We finally are able to observe hooded orioles nesting in the neighbors' palm tree.
As you may remember, in an earlier post several months ago, strong winds blew down a dried palm frond from this tree into our driveway. And woven onto the palm frond was an empty nest, the handiwork of a hooded oriole. It probably was an old nest from last year.
Last month I spotted a hooded oriole in the lemon tree, so I knew they must be back, having completed their annual migration from Mexico.
But it wasn't until this past weekend that we realized that the hooded orioles are nesting in the palm tree. I heard some odd bird chortling, different sounds from the usual bird sounds we are accustomed to around our neighborhood. And the sounds were coming from the neighbors' palm tree. This tree is at least as tall as a 10 story high building, and provides an ideal nesting site to hide from prying human eyes.
For the past couple of years I observed American crows nesting there, so it would be interesting to know how the orioles managed to oust the crows and take over the palm tree.
In the top image you see the yellow body and black head of the parent oriole looking out from the crown of the palm tree.
In the image above a parent hooded oriole is perched on a palm frond. The black head and beak is facing toward the left.

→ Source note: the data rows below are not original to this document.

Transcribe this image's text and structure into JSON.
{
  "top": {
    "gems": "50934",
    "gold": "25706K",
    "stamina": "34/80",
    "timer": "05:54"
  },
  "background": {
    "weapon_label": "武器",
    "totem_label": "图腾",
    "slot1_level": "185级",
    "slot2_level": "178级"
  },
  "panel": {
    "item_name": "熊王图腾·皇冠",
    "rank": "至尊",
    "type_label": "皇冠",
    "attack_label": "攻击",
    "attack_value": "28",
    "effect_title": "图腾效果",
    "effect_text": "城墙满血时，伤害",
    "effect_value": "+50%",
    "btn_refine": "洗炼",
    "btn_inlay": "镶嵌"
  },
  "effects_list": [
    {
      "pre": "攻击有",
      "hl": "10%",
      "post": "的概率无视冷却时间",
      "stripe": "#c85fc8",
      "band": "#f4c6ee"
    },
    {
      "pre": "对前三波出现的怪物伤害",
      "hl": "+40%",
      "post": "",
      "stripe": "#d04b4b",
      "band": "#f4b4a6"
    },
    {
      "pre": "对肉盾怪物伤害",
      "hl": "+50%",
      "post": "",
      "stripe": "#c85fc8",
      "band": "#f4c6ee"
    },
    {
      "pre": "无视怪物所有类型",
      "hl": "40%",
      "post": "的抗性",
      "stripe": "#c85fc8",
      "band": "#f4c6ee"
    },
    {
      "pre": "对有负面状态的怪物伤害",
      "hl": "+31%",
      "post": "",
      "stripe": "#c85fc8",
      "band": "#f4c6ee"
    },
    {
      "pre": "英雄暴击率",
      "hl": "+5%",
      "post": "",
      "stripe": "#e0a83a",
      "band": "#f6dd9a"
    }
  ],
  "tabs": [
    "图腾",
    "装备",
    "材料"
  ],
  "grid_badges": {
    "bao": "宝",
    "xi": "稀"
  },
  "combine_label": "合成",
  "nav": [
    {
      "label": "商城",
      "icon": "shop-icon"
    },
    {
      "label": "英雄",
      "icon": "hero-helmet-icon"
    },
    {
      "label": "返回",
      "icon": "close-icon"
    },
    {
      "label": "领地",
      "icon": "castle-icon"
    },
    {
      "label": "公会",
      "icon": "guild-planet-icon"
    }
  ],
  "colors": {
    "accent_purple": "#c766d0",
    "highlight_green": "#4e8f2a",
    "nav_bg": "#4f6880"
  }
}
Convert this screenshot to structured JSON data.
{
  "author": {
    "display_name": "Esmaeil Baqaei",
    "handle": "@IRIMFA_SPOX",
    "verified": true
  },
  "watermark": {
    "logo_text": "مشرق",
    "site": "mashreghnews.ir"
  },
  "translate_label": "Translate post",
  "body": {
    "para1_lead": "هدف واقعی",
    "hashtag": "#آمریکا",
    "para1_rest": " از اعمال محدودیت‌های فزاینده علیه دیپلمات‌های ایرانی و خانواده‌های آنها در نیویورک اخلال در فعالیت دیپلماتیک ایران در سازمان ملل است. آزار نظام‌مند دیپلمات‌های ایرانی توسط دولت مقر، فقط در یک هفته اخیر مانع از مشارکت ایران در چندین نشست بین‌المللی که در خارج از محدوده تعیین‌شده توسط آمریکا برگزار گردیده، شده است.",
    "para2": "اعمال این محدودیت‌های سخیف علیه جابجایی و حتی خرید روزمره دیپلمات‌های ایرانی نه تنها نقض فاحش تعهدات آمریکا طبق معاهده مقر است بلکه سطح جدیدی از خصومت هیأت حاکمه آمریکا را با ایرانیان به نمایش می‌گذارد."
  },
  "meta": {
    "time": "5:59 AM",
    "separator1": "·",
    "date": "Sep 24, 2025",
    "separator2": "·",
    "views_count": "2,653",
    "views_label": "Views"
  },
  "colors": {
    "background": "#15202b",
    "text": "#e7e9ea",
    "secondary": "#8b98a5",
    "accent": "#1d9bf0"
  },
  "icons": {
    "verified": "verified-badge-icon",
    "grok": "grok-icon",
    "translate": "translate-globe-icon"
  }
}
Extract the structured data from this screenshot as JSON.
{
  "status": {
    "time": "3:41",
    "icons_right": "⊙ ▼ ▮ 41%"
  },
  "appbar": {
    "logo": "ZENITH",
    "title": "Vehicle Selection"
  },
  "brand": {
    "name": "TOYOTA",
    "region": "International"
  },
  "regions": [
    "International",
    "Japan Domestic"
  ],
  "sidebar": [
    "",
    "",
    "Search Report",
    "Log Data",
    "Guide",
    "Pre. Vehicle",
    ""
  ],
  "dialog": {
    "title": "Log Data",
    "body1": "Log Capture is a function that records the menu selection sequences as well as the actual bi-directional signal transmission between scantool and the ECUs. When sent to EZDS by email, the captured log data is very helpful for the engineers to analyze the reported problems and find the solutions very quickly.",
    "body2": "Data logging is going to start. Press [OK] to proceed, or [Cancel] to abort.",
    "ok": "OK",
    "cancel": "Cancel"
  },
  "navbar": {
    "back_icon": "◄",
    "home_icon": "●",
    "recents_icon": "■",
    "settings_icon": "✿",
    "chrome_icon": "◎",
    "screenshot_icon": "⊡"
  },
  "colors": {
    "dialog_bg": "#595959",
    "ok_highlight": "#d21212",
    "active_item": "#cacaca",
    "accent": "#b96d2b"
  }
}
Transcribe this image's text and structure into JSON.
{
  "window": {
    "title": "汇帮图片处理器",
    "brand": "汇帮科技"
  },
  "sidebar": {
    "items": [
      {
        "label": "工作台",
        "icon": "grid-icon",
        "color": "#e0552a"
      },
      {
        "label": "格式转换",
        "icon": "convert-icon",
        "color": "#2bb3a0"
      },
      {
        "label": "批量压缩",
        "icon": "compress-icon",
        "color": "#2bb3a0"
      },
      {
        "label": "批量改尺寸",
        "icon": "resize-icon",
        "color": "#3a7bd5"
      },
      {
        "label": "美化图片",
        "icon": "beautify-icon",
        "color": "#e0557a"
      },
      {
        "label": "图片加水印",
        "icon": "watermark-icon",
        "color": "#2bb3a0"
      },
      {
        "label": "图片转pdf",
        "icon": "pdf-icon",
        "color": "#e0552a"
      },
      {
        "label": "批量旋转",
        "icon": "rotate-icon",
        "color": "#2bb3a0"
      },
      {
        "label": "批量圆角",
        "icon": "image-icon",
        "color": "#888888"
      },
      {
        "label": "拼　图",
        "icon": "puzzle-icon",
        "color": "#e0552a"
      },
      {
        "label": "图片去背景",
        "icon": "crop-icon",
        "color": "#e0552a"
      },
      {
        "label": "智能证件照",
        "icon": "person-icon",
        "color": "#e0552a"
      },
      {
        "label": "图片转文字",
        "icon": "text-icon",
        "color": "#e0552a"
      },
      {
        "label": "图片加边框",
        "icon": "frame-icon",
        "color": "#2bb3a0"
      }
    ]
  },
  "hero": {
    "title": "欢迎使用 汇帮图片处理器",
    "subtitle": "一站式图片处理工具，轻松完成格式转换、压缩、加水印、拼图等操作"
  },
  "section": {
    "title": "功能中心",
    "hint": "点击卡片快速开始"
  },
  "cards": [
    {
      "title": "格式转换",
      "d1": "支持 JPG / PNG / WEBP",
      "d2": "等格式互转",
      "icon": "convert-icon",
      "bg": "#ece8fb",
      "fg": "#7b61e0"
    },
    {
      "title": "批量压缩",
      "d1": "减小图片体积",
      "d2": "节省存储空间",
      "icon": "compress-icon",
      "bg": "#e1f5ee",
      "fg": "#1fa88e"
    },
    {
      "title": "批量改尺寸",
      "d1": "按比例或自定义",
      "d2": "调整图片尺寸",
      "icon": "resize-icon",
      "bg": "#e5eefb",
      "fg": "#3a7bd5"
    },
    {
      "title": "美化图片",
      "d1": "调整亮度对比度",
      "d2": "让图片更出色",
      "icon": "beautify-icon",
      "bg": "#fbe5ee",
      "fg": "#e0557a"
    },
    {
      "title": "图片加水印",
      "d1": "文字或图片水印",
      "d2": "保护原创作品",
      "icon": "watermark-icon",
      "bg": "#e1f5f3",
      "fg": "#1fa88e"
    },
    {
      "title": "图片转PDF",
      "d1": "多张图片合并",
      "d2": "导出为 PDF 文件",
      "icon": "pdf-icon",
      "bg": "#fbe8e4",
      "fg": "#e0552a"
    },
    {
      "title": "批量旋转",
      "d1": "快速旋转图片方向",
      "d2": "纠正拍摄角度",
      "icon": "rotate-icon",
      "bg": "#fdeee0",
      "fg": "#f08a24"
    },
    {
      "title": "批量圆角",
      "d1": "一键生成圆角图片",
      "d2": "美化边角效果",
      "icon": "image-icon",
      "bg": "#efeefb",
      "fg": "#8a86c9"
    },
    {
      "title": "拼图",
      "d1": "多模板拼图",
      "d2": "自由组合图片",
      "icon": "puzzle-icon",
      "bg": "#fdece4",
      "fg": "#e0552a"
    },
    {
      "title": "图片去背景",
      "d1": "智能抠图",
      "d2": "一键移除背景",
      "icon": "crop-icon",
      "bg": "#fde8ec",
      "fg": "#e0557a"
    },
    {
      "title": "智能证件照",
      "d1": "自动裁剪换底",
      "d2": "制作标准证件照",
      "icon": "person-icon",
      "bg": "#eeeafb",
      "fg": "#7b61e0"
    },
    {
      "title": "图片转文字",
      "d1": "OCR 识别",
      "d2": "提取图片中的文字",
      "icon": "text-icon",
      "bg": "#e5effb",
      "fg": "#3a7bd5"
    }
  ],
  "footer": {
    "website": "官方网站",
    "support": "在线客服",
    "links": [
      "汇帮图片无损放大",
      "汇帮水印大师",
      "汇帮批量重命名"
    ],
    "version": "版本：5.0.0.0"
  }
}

The parent bird is sitting on the nest.
The arrow is pointing to the bird's head in profile facing out.